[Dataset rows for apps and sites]
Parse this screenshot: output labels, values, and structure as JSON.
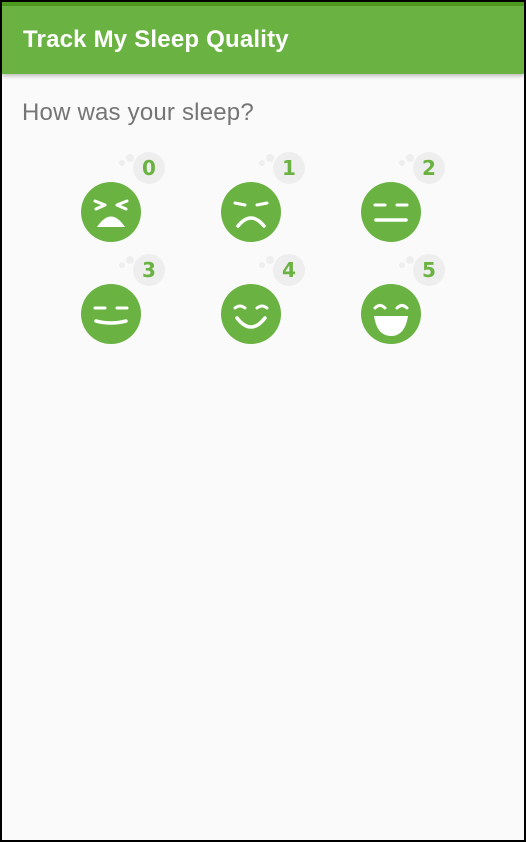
{
  "app_bar": {
    "title": "Track My Sleep Quality"
  },
  "screen": {
    "prompt": "How was your sleep?"
  },
  "qualities": [
    {
      "value": "0",
      "icon": "very-bad-face-icon"
    },
    {
      "value": "1",
      "icon": "sad-face-icon"
    },
    {
      "value": "2",
      "icon": "neutral-face-icon"
    },
    {
      "value": "3",
      "icon": "content-face-icon"
    },
    {
      "value": "4",
      "icon": "happy-face-icon"
    },
    {
      "value": "5",
      "icon": "very-happy-face-icon"
    }
  ],
  "colors": {
    "accent": "#6ab343",
    "status_bar": "#4e9a1f",
    "background": "#fafafa",
    "badge_bg": "#eeeeee",
    "prompt_text": "#757575"
  }
}
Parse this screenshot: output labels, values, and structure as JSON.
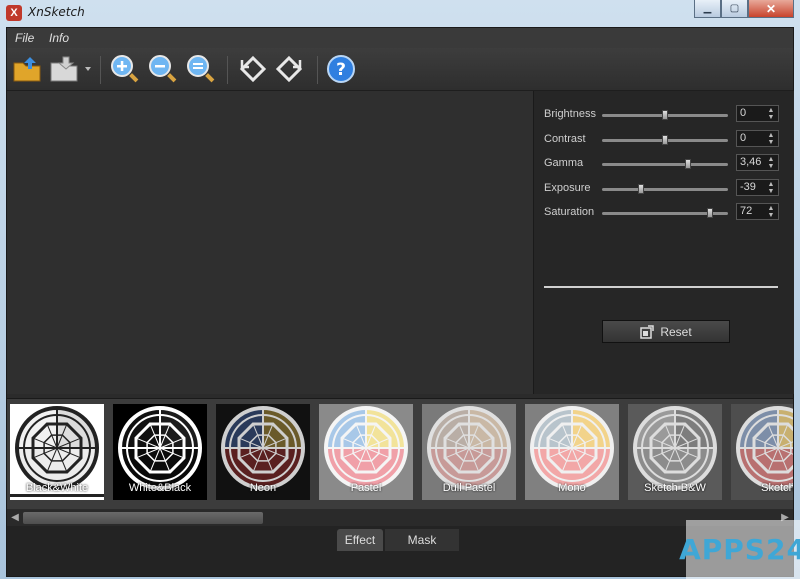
{
  "window": {
    "title": "XnSketch",
    "app_icon": "X"
  },
  "menu": [
    {
      "label": "File"
    },
    {
      "label": "Info"
    }
  ],
  "toolbar": {
    "buttons": [
      {
        "name": "open-icon"
      },
      {
        "name": "save-icon"
      },
      {
        "name": "zoom-in-icon"
      },
      {
        "name": "zoom-out-icon"
      },
      {
        "name": "zoom-fit-icon"
      },
      {
        "name": "rotate-left-icon"
      },
      {
        "name": "rotate-right-icon"
      },
      {
        "name": "help-icon"
      }
    ]
  },
  "adjustments": [
    {
      "label": "Brightness",
      "value": "0",
      "slider": 0.5
    },
    {
      "label": "Contrast",
      "value": "0",
      "slider": 0.5
    },
    {
      "label": "Gamma",
      "value": "3,46",
      "slider": 0.68
    },
    {
      "label": "Exposure",
      "value": "-39",
      "slider": 0.31
    },
    {
      "label": "Saturation",
      "value": "72",
      "slider": 0.86
    }
  ],
  "reset_label": "Reset",
  "effects": [
    {
      "label": "Black&White",
      "bg": "#ffffff",
      "ring": "#222222",
      "q1": "#f2f2f2",
      "q2": "#dcdcdc",
      "q3": "#ececec",
      "selected": true
    },
    {
      "label": "White&Black",
      "bg": "#000000",
      "ring": "#ffffff",
      "q1": "#111111",
      "q2": "#1c1c1c",
      "q3": "#0a0a0a"
    },
    {
      "label": "Neon",
      "bg": "#111111",
      "ring": "#cfcfcf",
      "q1": "#2a3a5a",
      "q2": "#6a5a2a",
      "q3": "#5a2020"
    },
    {
      "label": "Pastel",
      "bg": "#8a8a8a",
      "ring": "#f5f5f5",
      "q1": "#a8c8e8",
      "q2": "#f2e39a",
      "q3": "#f0a0a8"
    },
    {
      "label": "Dull Pastel",
      "bg": "#7a7a7a",
      "ring": "#e0e0e0",
      "q1": "#b9aea6",
      "q2": "#c9b8a5",
      "q3": "#c79a98"
    },
    {
      "label": "Mono",
      "bg": "#808080",
      "ring": "#f0f0f0",
      "q1": "#b8c4cc",
      "q2": "#f2d38a",
      "q3": "#f2a7a7"
    },
    {
      "label": "Sketch B&W",
      "bg": "#5a5a5a",
      "ring": "#dddddd",
      "q1": "#9a9a9a",
      "q2": "#7d7d7d",
      "q3": "#8c8c8c"
    },
    {
      "label": "Sketch",
      "bg": "#4e4e4e",
      "ring": "#dddddd",
      "q1": "#7d8ea8",
      "q2": "#c8b070",
      "q3": "#b87070"
    }
  ],
  "tabs": [
    {
      "label": "Effect",
      "active": true
    },
    {
      "label": "Mask",
      "active": false
    }
  ],
  "watermark": "APPS24"
}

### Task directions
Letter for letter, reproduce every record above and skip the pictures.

### Solution for this task
Parse this screenshot: output labels, values, and structure as JSON.
{
  "app_bar": {
    "title": "Track My Sleep Quality"
  },
  "screen": {
    "prompt": "How was your sleep?"
  },
  "qualities": [
    {
      "value": "0",
      "icon": "very-bad-face-icon"
    },
    {
      "value": "1",
      "icon": "sad-face-icon"
    },
    {
      "value": "2",
      "icon": "neutral-face-icon"
    },
    {
      "value": "3",
      "icon": "content-face-icon"
    },
    {
      "value": "4",
      "icon": "happy-face-icon"
    },
    {
      "value": "5",
      "icon": "very-happy-face-icon"
    }
  ],
  "colors": {
    "accent": "#6ab343",
    "status_bar": "#4e9a1f",
    "background": "#fafafa",
    "badge_bg": "#eeeeee",
    "prompt_text": "#757575"
  }
}
Parse this screenshot: output labels, values, and structure as JSON.
{
  "window": {
    "title": "XnSketch",
    "app_icon": "X"
  },
  "menu": [
    {
      "label": "File"
    },
    {
      "label": "Info"
    }
  ],
  "toolbar": {
    "buttons": [
      {
        "name": "open-icon"
      },
      {
        "name": "save-icon"
      },
      {
        "name": "zoom-in-icon"
      },
      {
        "name": "zoom-out-icon"
      },
      {
        "name": "zoom-fit-icon"
      },
      {
        "name": "rotate-left-icon"
      },
      {
        "name": "rotate-right-icon"
      },
      {
        "name": "help-icon"
      }
    ]
  },
  "adjustments": [
    {
      "label": "Brightness",
      "value": "0",
      "slider": 0.5
    },
    {
      "label": "Contrast",
      "value": "0",
      "slider": 0.5
    },
    {
      "label": "Gamma",
      "value": "3,46",
      "slider": 0.68
    },
    {
      "label": "Exposure",
      "value": "-39",
      "slider": 0.31
    },
    {
      "label": "Saturation",
      "value": "72",
      "slider": 0.86
    }
  ],
  "reset_label": "Reset",
  "effects": [
    {
      "label": "Black&White",
      "bg": "#ffffff",
      "ring": "#222222",
      "q1": "#f2f2f2",
      "q2": "#dcdcdc",
      "q3": "#ececec",
      "selected": true
    },
    {
      "label": "White&Black",
      "bg": "#000000",
      "ring": "#ffffff",
      "q1": "#111111",
      "q2": "#1c1c1c",
      "q3": "#0a0a0a"
    },
    {
      "label": "Neon",
      "bg": "#111111",
      "ring": "#cfcfcf",
      "q1": "#2a3a5a",
      "q2": "#6a5a2a",
      "q3": "#5a2020"
    },
    {
      "label": "Pastel",
      "bg": "#8a8a8a",
      "ring": "#f5f5f5",
      "q1": "#a8c8e8",
      "q2": "#f2e39a",
      "q3": "#f0a0a8"
    },
    {
      "label": "Dull Pastel",
      "bg": "#7a7a7a",
      "ring": "#e0e0e0",
      "q1": "#b9aea6",
      "q2": "#c9b8a5",
      "q3": "#c79a98"
    },
    {
      "label": "Mono",
      "bg": "#808080",
      "ring": "#f0f0f0",
      "q1": "#b8c4cc",
      "q2": "#f2d38a",
      "q3": "#f2a7a7"
    },
    {
      "label": "Sketch B&W",
      "bg": "#5a5a5a",
      "ring": "#dddddd",
      "q1": "#9a9a9a",
      "q2": "#7d7d7d",
      "q3": "#8c8c8c"
    },
    {
      "label": "Sketch",
      "bg": "#4e4e4e",
      "ring": "#dddddd",
      "q1": "#7d8ea8",
      "q2": "#c8b070",
      "q3": "#b87070"
    }
  ],
  "tabs": [
    {
      "label": "Effect",
      "active": true
    },
    {
      "label": "Mask",
      "active": false
    }
  ],
  "watermark": "APPS24"
}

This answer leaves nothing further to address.